Element data from apps and pages:
####################

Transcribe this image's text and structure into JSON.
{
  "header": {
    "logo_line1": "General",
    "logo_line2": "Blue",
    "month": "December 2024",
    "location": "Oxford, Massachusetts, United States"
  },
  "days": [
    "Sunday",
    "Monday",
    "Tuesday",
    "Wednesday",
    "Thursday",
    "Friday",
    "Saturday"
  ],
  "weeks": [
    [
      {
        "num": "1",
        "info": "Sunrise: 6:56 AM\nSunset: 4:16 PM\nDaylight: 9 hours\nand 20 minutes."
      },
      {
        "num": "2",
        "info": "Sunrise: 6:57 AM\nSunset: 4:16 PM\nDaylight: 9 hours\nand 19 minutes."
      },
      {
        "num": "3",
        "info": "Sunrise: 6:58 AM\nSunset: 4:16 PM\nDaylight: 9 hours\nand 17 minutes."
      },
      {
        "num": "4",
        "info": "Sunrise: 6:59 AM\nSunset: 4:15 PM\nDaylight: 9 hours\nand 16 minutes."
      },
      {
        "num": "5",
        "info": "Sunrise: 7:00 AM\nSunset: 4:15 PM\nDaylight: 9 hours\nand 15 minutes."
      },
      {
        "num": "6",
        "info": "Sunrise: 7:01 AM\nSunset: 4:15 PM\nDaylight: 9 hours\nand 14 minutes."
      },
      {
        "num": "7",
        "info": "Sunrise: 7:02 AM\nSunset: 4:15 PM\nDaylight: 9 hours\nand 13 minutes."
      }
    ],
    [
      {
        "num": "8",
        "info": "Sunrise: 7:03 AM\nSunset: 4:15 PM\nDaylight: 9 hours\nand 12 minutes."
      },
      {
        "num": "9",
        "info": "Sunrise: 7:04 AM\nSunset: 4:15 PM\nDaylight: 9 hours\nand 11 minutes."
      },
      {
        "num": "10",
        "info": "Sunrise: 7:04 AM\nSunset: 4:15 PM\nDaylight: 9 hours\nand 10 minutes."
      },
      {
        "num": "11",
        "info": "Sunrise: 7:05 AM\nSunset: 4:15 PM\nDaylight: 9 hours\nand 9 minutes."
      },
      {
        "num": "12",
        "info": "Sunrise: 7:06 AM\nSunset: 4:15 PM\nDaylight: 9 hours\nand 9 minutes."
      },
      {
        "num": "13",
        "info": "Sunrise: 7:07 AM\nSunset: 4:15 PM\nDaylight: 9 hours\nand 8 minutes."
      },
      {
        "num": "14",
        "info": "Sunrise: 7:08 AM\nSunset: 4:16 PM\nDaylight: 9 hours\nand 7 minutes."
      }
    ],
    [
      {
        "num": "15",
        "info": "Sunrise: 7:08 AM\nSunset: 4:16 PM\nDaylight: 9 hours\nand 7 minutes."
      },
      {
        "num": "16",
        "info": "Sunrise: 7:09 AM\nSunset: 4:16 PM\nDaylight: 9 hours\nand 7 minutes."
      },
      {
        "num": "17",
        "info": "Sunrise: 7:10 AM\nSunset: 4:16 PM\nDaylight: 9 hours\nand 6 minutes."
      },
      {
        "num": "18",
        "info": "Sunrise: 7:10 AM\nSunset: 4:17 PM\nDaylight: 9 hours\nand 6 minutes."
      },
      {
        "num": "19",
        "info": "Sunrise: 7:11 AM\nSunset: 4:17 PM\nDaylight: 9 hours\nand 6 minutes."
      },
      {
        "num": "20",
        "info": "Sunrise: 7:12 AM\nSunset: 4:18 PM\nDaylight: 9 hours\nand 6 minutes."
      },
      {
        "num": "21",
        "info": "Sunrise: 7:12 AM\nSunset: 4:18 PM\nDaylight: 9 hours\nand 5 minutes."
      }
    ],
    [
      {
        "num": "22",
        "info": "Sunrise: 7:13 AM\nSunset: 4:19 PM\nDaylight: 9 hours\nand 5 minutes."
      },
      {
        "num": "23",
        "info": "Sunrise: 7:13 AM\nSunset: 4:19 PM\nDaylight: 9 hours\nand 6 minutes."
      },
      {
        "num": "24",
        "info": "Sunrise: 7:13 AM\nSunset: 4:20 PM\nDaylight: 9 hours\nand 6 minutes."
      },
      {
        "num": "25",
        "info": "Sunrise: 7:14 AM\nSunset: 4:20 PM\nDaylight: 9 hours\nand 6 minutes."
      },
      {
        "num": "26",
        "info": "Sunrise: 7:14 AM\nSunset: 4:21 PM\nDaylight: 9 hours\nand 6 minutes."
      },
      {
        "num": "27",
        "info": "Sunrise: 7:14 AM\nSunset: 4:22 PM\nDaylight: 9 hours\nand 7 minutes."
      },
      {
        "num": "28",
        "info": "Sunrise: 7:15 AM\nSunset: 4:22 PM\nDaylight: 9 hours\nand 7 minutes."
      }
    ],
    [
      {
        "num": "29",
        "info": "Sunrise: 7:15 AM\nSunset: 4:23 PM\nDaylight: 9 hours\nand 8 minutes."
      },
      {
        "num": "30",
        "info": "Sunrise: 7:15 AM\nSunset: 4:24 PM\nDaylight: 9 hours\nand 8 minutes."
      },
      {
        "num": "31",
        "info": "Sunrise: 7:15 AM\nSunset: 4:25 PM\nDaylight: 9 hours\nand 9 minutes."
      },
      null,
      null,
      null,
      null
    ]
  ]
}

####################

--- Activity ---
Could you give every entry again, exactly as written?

--- Task output ---
Transcribe this image's text and structure into JSON.
{
  "header": {
    "logo_line1": "General",
    "logo_line2": "Blue",
    "month": "December 2024",
    "location": "Oxford, Massachusetts, United States"
  },
  "days": [
    "Sunday",
    "Monday",
    "Tuesday",
    "Wednesday",
    "Thursday",
    "Friday",
    "Saturday"
  ],
  "weeks": [
    [
      {
        "num": "1",
        "info": "Sunrise: 6:56 AM\nSunset: 4:16 PM\nDaylight: 9 hours\nand 20 minutes."
      },
      {
        "num": "2",
        "info": "Sunrise: 6:57 AM\nSunset: 4:16 PM\nDaylight: 9 hours\nand 19 minutes."
      },
      {
        "num": "3",
        "info": "Sunrise: 6:58 AM\nSunset: 4:16 PM\nDaylight: 9 hours\nand 17 minutes."
      },
      {
        "num": "4",
        "info": "Sunrise: 6:59 AM\nSunset: 4:15 PM\nDaylight: 9 hours\nand 16 minutes."
      },
      {
        "num": "5",
        "info": "Sunrise: 7:00 AM\nSunset: 4:15 PM\nDaylight: 9 hours\nand 15 minutes."
      },
      {
        "num": "6",
        "info": "Sunrise: 7:01 AM\nSunset: 4:15 PM\nDaylight: 9 hours\nand 14 minutes."
      },
      {
        "num": "7",
        "info": "Sunrise: 7:02 AM\nSunset: 4:15 PM\nDaylight: 9 hours\nand 13 minutes."
      }
    ],
    [
      {
        "num": "8",
        "info": "Sunrise: 7:03 AM\nSunset: 4:15 PM\nDaylight: 9 hours\nand 12 minutes."
      },
      {
        "num": "9",
        "info": "Sunrise: 7:04 AM\nSunset: 4:15 PM\nDaylight: 9 hours\nand 11 minutes."
      },
      {
        "num": "10",
        "info": "Sunrise: 7:04 AM\nSunset: 4:15 PM\nDaylight: 9 hours\nand 10 minutes."
      },
      {
        "num": "11",
        "info": "Sunrise: 7:05 AM\nSunset: 4:15 PM\nDaylight: 9 hours\nand 9 minutes."
      },
      {
        "num": "12",
        "info": "Sunrise: 7:06 AM\nSunset: 4:15 PM\nDaylight: 9 hours\nand 9 minutes."
      },
      {
        "num": "13",
        "info": "Sunrise: 7:07 AM\nSunset: 4:15 PM\nDaylight: 9 hours\nand 8 minutes."
      },
      {
        "num": "14",
        "info": "Sunrise: 7:08 AM\nSunset: 4:16 PM\nDaylight: 9 hours\nand 7 minutes."
      }
    ],
    [
      {
        "num": "15",
        "info": "Sunrise: 7:08 AM\nSunset: 4:16 PM\nDaylight: 9 hours\nand 7 minutes."
      },
      {
        "num": "16",
        "info": "Sunrise: 7:09 AM\nSunset: 4:16 PM\nDaylight: 9 hours\nand 7 minutes."
      },
      {
        "num": "17",
        "info": "Sunrise: 7:10 AM\nSunset: 4:16 PM\nDaylight: 9 hours\nand 6 minutes."
      },
      {
        "num": "18",
        "info": "Sunrise: 7:10 AM\nSunset: 4:17 PM\nDaylight: 9 hours\nand 6 minutes."
      },
      {
        "num": "19",
        "info": "Sunrise: 7:11 AM\nSunset: 4:17 PM\nDaylight: 9 hours\nand 6 minutes."
      },
      {
        "num": "20",
        "info": "Sunrise: 7:12 AM\nSunset: 4:18 PM\nDaylight: 9 hours\nand 6 minutes."
      },
      {
        "num": "21",
        "info": "Sunrise: 7:12 AM\nSunset: 4:18 PM\nDaylight: 9 hours\nand 5 minutes."
      }
    ],
    [
      {
        "num": "22",
        "info": "Sunrise: 7:13 AM\nSunset: 4:19 PM\nDaylight: 9 hours\nand 5 minutes."
      },
      {
        "num": "23",
        "info": "Sunrise: 7:13 AM\nSunset: 4:19 PM\nDaylight: 9 hours\nand 6 minutes."
      },
      {
        "num": "24",
        "info": "Sunrise: 7:13 AM\nSunset: 4:20 PM\nDaylight: 9 hours\nand 6 minutes."
      },
      {
        "num": "25",
        "info": "Sunrise: 7:14 AM\nSunset: 4:20 PM\nDaylight: 9 hours\nand 6 minutes."
      },
      {
        "num": "26",
        "info": "Sunrise: 7:14 AM\nSunset: 4:21 PM\nDaylight: 9 hours\nand 6 minutes."
      },
      {
        "num": "27",
        "info": "Sunrise: 7:14 AM\nSunset: 4:22 PM\nDaylight: 9 hours\nand 7 minutes."
      },
      {
        "num": "28",
        "info": "Sunrise: 7:15 AM\nSunset: 4:22 PM\nDaylight: 9 hours\nand 7 minutes."
      }
    ],
    [
      {
        "num": "29",
        "info": "Sunrise: 7:15 AM\nSunset: 4:23 PM\nDaylight: 9 hours\nand 8 minutes."
      },
      {
        "num": "30",
        "info": "Sunrise: 7:15 AM\nSunset: 4:24 PM\nDaylight: 9 hours\nand 8 minutes."
      },
      {
        "num": "31",
        "info": "Sunrise: 7:15 AM\nSunset: 4:25 PM\nDaylight: 9 hours\nand 9 minutes."
      },
      null,
      null,
      null,
      null
    ]
  ]
}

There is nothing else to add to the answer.